→ What is required:
Give the data back exactly. Leave out any images.

• • •

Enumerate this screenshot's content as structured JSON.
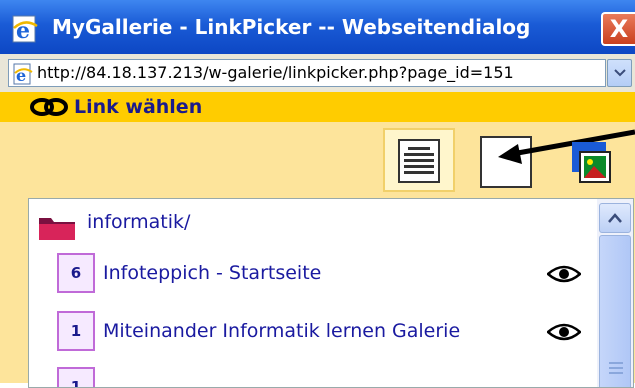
{
  "window": {
    "title": "MyGallerie - LinkPicker -- Webseitendialog",
    "close_label": "X"
  },
  "address": {
    "url": "http://84.18.137.213/w-galerie/linkpicker.php?page_id=151"
  },
  "toolbar": {
    "label": "Link wählen"
  },
  "tree": {
    "folder": "informatik/",
    "pages": [
      {
        "id": "6",
        "title": "Infoteppich - Startseite"
      },
      {
        "id": "1",
        "title": "Miteinander Informatik lernen Galerie"
      },
      {
        "id": "1",
        "title": ""
      }
    ]
  },
  "colors": {
    "titlebar": "#1a5bd6",
    "toolbar": "#ffcc00",
    "link_text": "#1a1aa0",
    "page_badge_border": "#c06ad8"
  },
  "icons": [
    "ie-page-icon",
    "link-icon",
    "list-view-icon",
    "page-view-icon",
    "gallery-view-icon",
    "folder-icon",
    "eye-icon",
    "scroll-up-icon"
  ]
}
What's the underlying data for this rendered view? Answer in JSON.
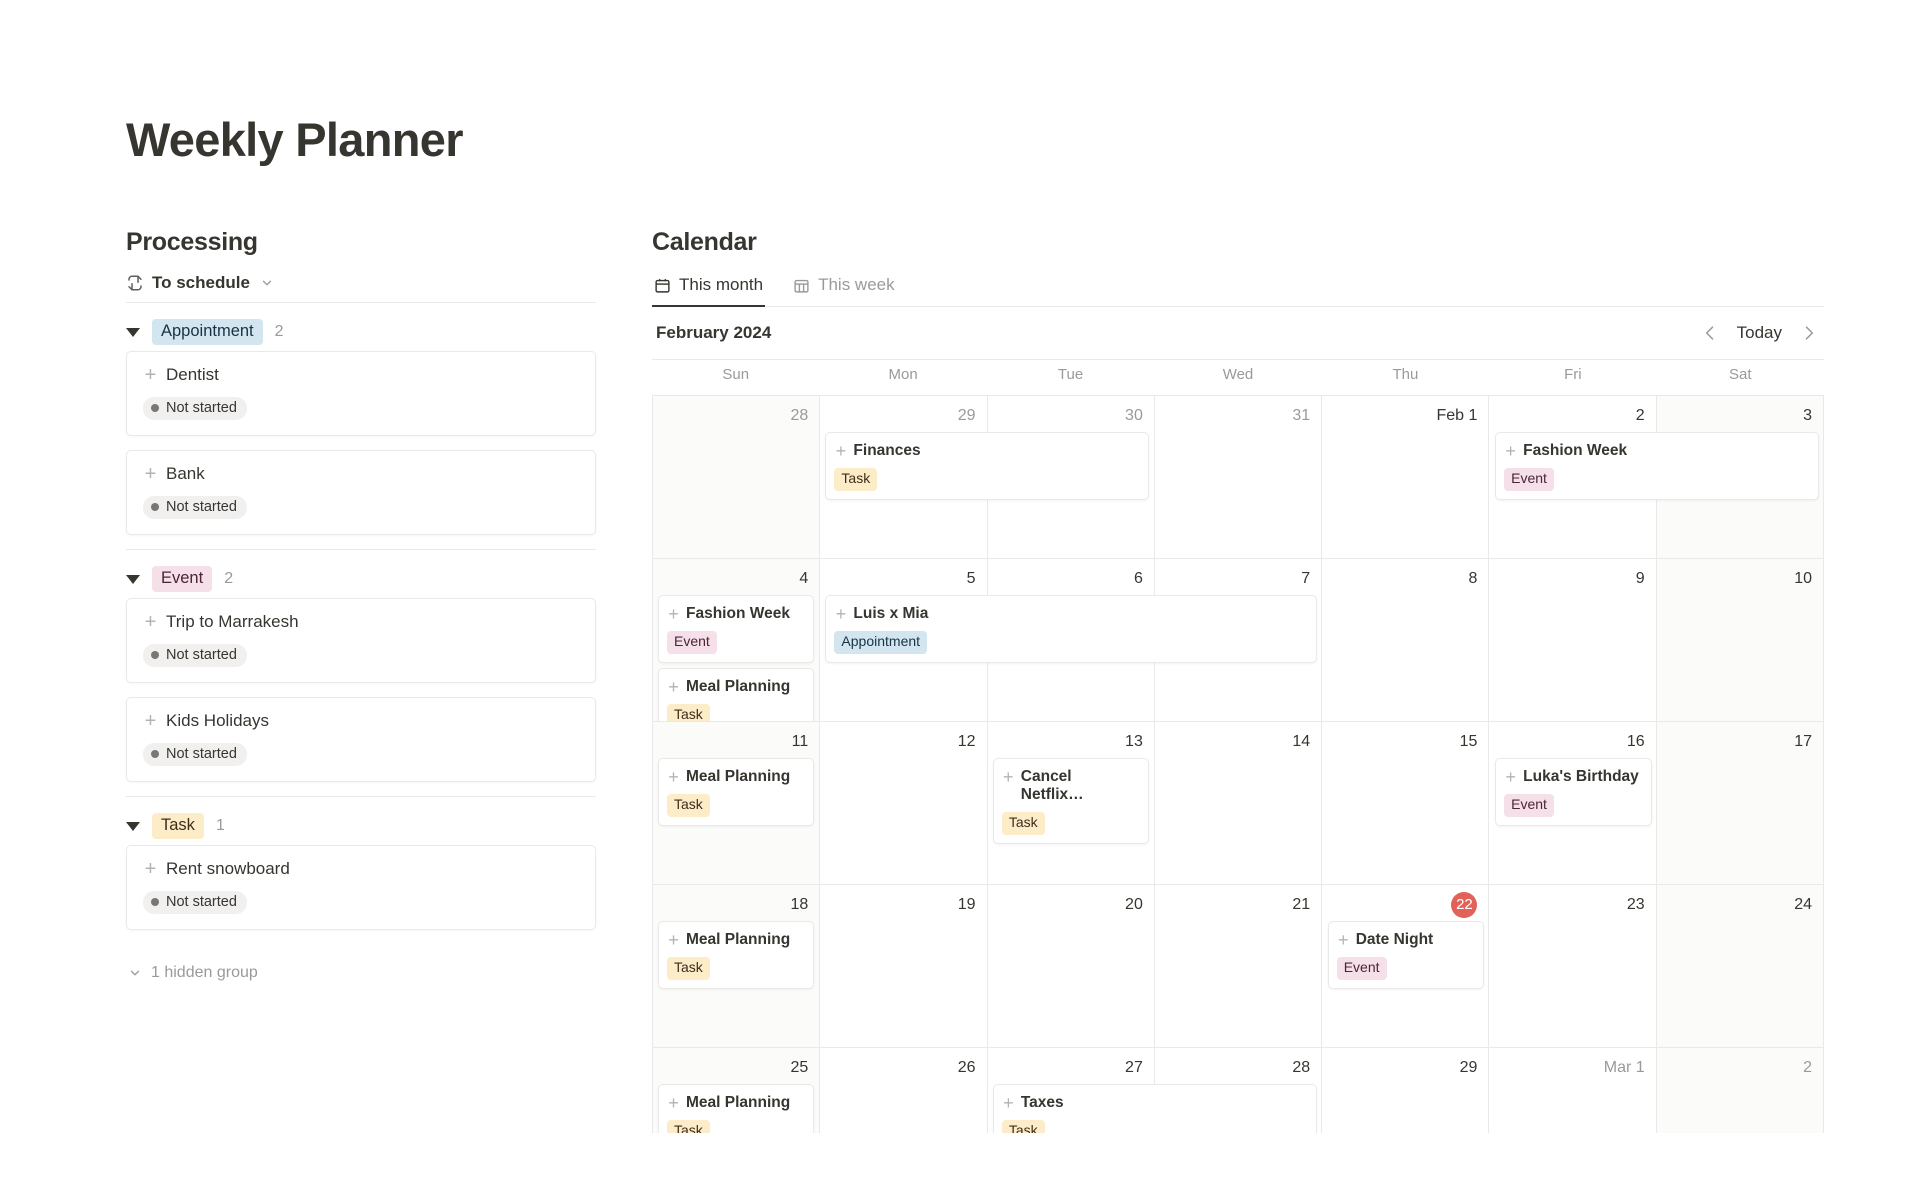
{
  "page": {
    "title": "Weekly Planner"
  },
  "sidebar": {
    "section_title": "Processing",
    "view": {
      "label": "To schedule",
      "icon": "sync-icon",
      "chevron": "chevron-down-icon"
    },
    "groups": [
      {
        "name": "Appointment",
        "type": "appointment",
        "count": "2",
        "cards": [
          {
            "title": "Dentist",
            "status": "Not started"
          },
          {
            "title": "Bank",
            "status": "Not started"
          }
        ]
      },
      {
        "name": "Event",
        "type": "event",
        "count": "2",
        "cards": [
          {
            "title": "Trip to Marrakesh",
            "status": "Not started"
          },
          {
            "title": "Kids Holidays",
            "status": "Not started"
          }
        ]
      },
      {
        "name": "Task",
        "type": "task",
        "count": "1",
        "cards": [
          {
            "title": "Rent snowboard",
            "status": "Not started"
          }
        ]
      }
    ],
    "hidden_group_label": "1 hidden group"
  },
  "calendar": {
    "section_title": "Calendar",
    "tabs": [
      {
        "label": "This month",
        "icon": "calendar-month-icon",
        "active": true
      },
      {
        "label": "This week",
        "icon": "calendar-week-icon",
        "active": false
      }
    ],
    "month_label": "February 2024",
    "today_label": "Today",
    "prev_icon": "chevron-left-icon",
    "next_icon": "chevron-right-icon",
    "day_names": [
      "Sun",
      "Mon",
      "Tue",
      "Wed",
      "Thu",
      "Fri",
      "Sat"
    ],
    "weeks": [
      {
        "days": [
          {
            "num": "28",
            "muted": true,
            "weekend": true
          },
          {
            "num": "29",
            "muted": true,
            "weekend": false
          },
          {
            "num": "30",
            "muted": true,
            "weekend": false
          },
          {
            "num": "31",
            "muted": true,
            "weekend": false
          },
          {
            "num": "Feb 1",
            "muted": false,
            "weekend": false
          },
          {
            "num": "2",
            "muted": false,
            "weekend": false
          },
          {
            "num": "3",
            "muted": false,
            "weekend": true
          }
        ],
        "events": [
          {
            "title": "Finances",
            "tag": "Task",
            "tag_type": "task",
            "start": 1,
            "span": 2,
            "row": 0
          },
          {
            "title": "Fashion Week",
            "tag": "Event",
            "tag_type": "event",
            "start": 5,
            "span": 2,
            "row": 0
          }
        ]
      },
      {
        "days": [
          {
            "num": "4",
            "muted": false,
            "weekend": true
          },
          {
            "num": "5",
            "muted": false,
            "weekend": false
          },
          {
            "num": "6",
            "muted": false,
            "weekend": false
          },
          {
            "num": "7",
            "muted": false,
            "weekend": false
          },
          {
            "num": "8",
            "muted": false,
            "weekend": false
          },
          {
            "num": "9",
            "muted": false,
            "weekend": false
          },
          {
            "num": "10",
            "muted": false,
            "weekend": true
          }
        ],
        "events": [
          {
            "title": "Fashion Week",
            "tag": "Event",
            "tag_type": "event",
            "start": 0,
            "span": 1,
            "row": 0
          },
          {
            "title": "Luis x Mia",
            "tag": "Appointment",
            "tag_type": "appointment",
            "start": 1,
            "span": 3,
            "row": 0
          },
          {
            "title": "Meal Planning",
            "tag": "Task",
            "tag_type": "task",
            "start": 0,
            "span": 1,
            "row": 1
          }
        ]
      },
      {
        "days": [
          {
            "num": "11",
            "muted": false,
            "weekend": true
          },
          {
            "num": "12",
            "muted": false,
            "weekend": false
          },
          {
            "num": "13",
            "muted": false,
            "weekend": false
          },
          {
            "num": "14",
            "muted": false,
            "weekend": false
          },
          {
            "num": "15",
            "muted": false,
            "weekend": false
          },
          {
            "num": "16",
            "muted": false,
            "weekend": false
          },
          {
            "num": "17",
            "muted": false,
            "weekend": true
          }
        ],
        "events": [
          {
            "title": "Meal Planning",
            "tag": "Task",
            "tag_type": "task",
            "start": 0,
            "span": 1,
            "row": 0
          },
          {
            "title": "Cancel Netflix…",
            "tag": "Task",
            "tag_type": "task",
            "start": 2,
            "span": 1,
            "row": 0
          },
          {
            "title": "Luka's Birthday",
            "tag": "Event",
            "tag_type": "event",
            "start": 5,
            "span": 1,
            "row": 0
          }
        ]
      },
      {
        "days": [
          {
            "num": "18",
            "muted": false,
            "weekend": true
          },
          {
            "num": "19",
            "muted": false,
            "weekend": false
          },
          {
            "num": "20",
            "muted": false,
            "weekend": false
          },
          {
            "num": "21",
            "muted": false,
            "weekend": false
          },
          {
            "num": "22",
            "muted": false,
            "weekend": false,
            "today": true
          },
          {
            "num": "23",
            "muted": false,
            "weekend": false
          },
          {
            "num": "24",
            "muted": false,
            "weekend": true
          }
        ],
        "events": [
          {
            "title": "Meal Planning",
            "tag": "Task",
            "tag_type": "task",
            "start": 0,
            "span": 1,
            "row": 0
          },
          {
            "title": "Date Night",
            "tag": "Event",
            "tag_type": "event",
            "start": 4,
            "span": 1,
            "row": 0
          }
        ]
      },
      {
        "days": [
          {
            "num": "25",
            "muted": false,
            "weekend": true
          },
          {
            "num": "26",
            "muted": false,
            "weekend": false
          },
          {
            "num": "27",
            "muted": false,
            "weekend": false
          },
          {
            "num": "28",
            "muted": false,
            "weekend": false
          },
          {
            "num": "29",
            "muted": false,
            "weekend": false
          },
          {
            "num": "Mar 1",
            "muted": true,
            "weekend": false
          },
          {
            "num": "2",
            "muted": true,
            "weekend": true
          }
        ],
        "events": [
          {
            "title": "Meal Planning",
            "tag": "Task",
            "tag_type": "task",
            "start": 0,
            "span": 1,
            "row": 0
          },
          {
            "title": "Taxes",
            "tag": "Task",
            "tag_type": "task",
            "start": 2,
            "span": 2,
            "row": 0
          }
        ]
      }
    ]
  },
  "colors": {
    "today_badge": "#e16259",
    "appointment": "#d3e5ef",
    "event": "#f5e0e9",
    "task": "#fdecc8",
    "border": "#e9e9e7",
    "text": "#37352f",
    "muted": "#9b9a97"
  }
}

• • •

→ Written response:
Enumerate this screenshot's content as structured JSON.
{
  "window": {
    "title": "MyGallerie - LinkPicker -- Webseitendialog",
    "close_label": "X"
  },
  "address": {
    "url": "http://84.18.137.213/w-galerie/linkpicker.php?page_id=151"
  },
  "toolbar": {
    "label": "Link wählen"
  },
  "tree": {
    "folder": "informatik/",
    "pages": [
      {
        "id": "6",
        "title": "Infoteppich - Startseite"
      },
      {
        "id": "1",
        "title": "Miteinander Informatik lernen Galerie"
      },
      {
        "id": "1",
        "title": ""
      }
    ]
  },
  "colors": {
    "titlebar": "#1a5bd6",
    "toolbar": "#ffcc00",
    "link_text": "#1a1aa0",
    "page_badge_border": "#c06ad8"
  },
  "icons": [
    "ie-page-icon",
    "link-icon",
    "list-view-icon",
    "page-view-icon",
    "gallery-view-icon",
    "folder-icon",
    "eye-icon",
    "scroll-up-icon"
  ]
}
What's the underlying data for this rendered view? Answer in JSON.
{
  "page": {
    "title": "Weekly Planner"
  },
  "sidebar": {
    "section_title": "Processing",
    "view": {
      "label": "To schedule",
      "icon": "sync-icon",
      "chevron": "chevron-down-icon"
    },
    "groups": [
      {
        "name": "Appointment",
        "type": "appointment",
        "count": "2",
        "cards": [
          {
            "title": "Dentist",
            "status": "Not started"
          },
          {
            "title": "Bank",
            "status": "Not started"
          }
        ]
      },
      {
        "name": "Event",
        "type": "event",
        "count": "2",
        "cards": [
          {
            "title": "Trip to Marrakesh",
            "status": "Not started"
          },
          {
            "title": "Kids Holidays",
            "status": "Not started"
          }
        ]
      },
      {
        "name": "Task",
        "type": "task",
        "count": "1",
        "cards": [
          {
            "title": "Rent snowboard",
            "status": "Not started"
          }
        ]
      }
    ],
    "hidden_group_label": "1 hidden group"
  },
  "calendar": {
    "section_title": "Calendar",
    "tabs": [
      {
        "label": "This month",
        "icon": "calendar-month-icon",
        "active": true
      },
      {
        "label": "This week",
        "icon": "calendar-week-icon",
        "active": false
      }
    ],
    "month_label": "February 2024",
    "today_label": "Today",
    "prev_icon": "chevron-left-icon",
    "next_icon": "chevron-right-icon",
    "day_names": [
      "Sun",
      "Mon",
      "Tue",
      "Wed",
      "Thu",
      "Fri",
      "Sat"
    ],
    "weeks": [
      {
        "days": [
          {
            "num": "28",
            "muted": true,
            "weekend": true
          },
          {
            "num": "29",
            "muted": true,
            "weekend": false
          },
          {
            "num": "30",
            "muted": true,
            "weekend": false
          },
          {
            "num": "31",
            "muted": true,
            "weekend": false
          },
          {
            "num": "Feb 1",
            "muted": false,
            "weekend": false
          },
          {
            "num": "2",
            "muted": false,
            "weekend": false
          },
          {
            "num": "3",
            "muted": false,
            "weekend": true
          }
        ],
        "events": [
          {
            "title": "Finances",
            "tag": "Task",
            "tag_type": "task",
            "start": 1,
            "span": 2,
            "row": 0
          },
          {
            "title": "Fashion Week",
            "tag": "Event",
            "tag_type": "event",
            "start": 5,
            "span": 2,
            "row": 0
          }
        ]
      },
      {
        "days": [
          {
            "num": "4",
            "muted": false,
            "weekend": true
          },
          {
            "num": "5",
            "muted": false,
            "weekend": false
          },
          {
            "num": "6",
            "muted": false,
            "weekend": false
          },
          {
            "num": "7",
            "muted": false,
            "weekend": false
          },
          {
            "num": "8",
            "muted": false,
            "weekend": false
          },
          {
            "num": "9",
            "muted": false,
            "weekend": false
          },
          {
            "num": "10",
            "muted": false,
            "weekend": true
          }
        ],
        "events": [
          {
            "title": "Fashion Week",
            "tag": "Event",
            "tag_type": "event",
            "start": 0,
            "span": 1,
            "row": 0
          },
          {
            "title": "Luis x Mia",
            "tag": "Appointment",
            "tag_type": "appointment",
            "start": 1,
            "span": 3,
            "row": 0
          },
          {
            "title": "Meal Planning",
            "tag": "Task",
            "tag_type": "task",
            "start": 0,
            "span": 1,
            "row": 1
          }
        ]
      },
      {
        "days": [
          {
            "num": "11",
            "muted": false,
            "weekend": true
          },
          {
            "num": "12",
            "muted": false,
            "weekend": false
          },
          {
            "num": "13",
            "muted": false,
            "weekend": false
          },
          {
            "num": "14",
            "muted": false,
            "weekend": false
          },
          {
            "num": "15",
            "muted": false,
            "weekend": false
          },
          {
            "num": "16",
            "muted": false,
            "weekend": false
          },
          {
            "num": "17",
            "muted": false,
            "weekend": true
          }
        ],
        "events": [
          {
            "title": "Meal Planning",
            "tag": "Task",
            "tag_type": "task",
            "start": 0,
            "span": 1,
            "row": 0
          },
          {
            "title": "Cancel Netflix…",
            "tag": "Task",
            "tag_type": "task",
            "start": 2,
            "span": 1,
            "row": 0
          },
          {
            "title": "Luka's Birthday",
            "tag": "Event",
            "tag_type": "event",
            "start": 5,
            "span": 1,
            "row": 0
          }
        ]
      },
      {
        "days": [
          {
            "num": "18",
            "muted": false,
            "weekend": true
          },
          {
            "num": "19",
            "muted": false,
            "weekend": false
          },
          {
            "num": "20",
            "muted": false,
            "weekend": false
          },
          {
            "num": "21",
            "muted": false,
            "weekend": false
          },
          {
            "num": "22",
            "muted": false,
            "weekend": false,
            "today": true
          },
          {
            "num": "23",
            "muted": false,
            "weekend": false
          },
          {
            "num": "24",
            "muted": false,
            "weekend": true
          }
        ],
        "events": [
          {
            "title": "Meal Planning",
            "tag": "Task",
            "tag_type": "task",
            "start": 0,
            "span": 1,
            "row": 0
          },
          {
            "title": "Date Night",
            "tag": "Event",
            "tag_type": "event",
            "start": 4,
            "span": 1,
            "row": 0
          }
        ]
      },
      {
        "days": [
          {
            "num": "25",
            "muted": false,
            "weekend": true
          },
          {
            "num": "26",
            "muted": false,
            "weekend": false
          },
          {
            "num": "27",
            "muted": false,
            "weekend": false
          },
          {
            "num": "28",
            "muted": false,
            "weekend": false
          },
          {
            "num": "29",
            "muted": false,
            "weekend": false
          },
          {
            "num": "Mar 1",
            "muted": true,
            "weekend": false
          },
          {
            "num": "2",
            "muted": true,
            "weekend": true
          }
        ],
        "events": [
          {
            "title": "Meal Planning",
            "tag": "Task",
            "tag_type": "task",
            "start": 0,
            "span": 1,
            "row": 0
          },
          {
            "title": "Taxes",
            "tag": "Task",
            "tag_type": "task",
            "start": 2,
            "span": 2,
            "row": 0
          }
        ]
      }
    ]
  },
  "colors": {
    "today_badge": "#e16259",
    "appointment": "#d3e5ef",
    "event": "#f5e0e9",
    "task": "#fdecc8",
    "border": "#e9e9e7",
    "text": "#37352f",
    "muted": "#9b9a97"
  }
}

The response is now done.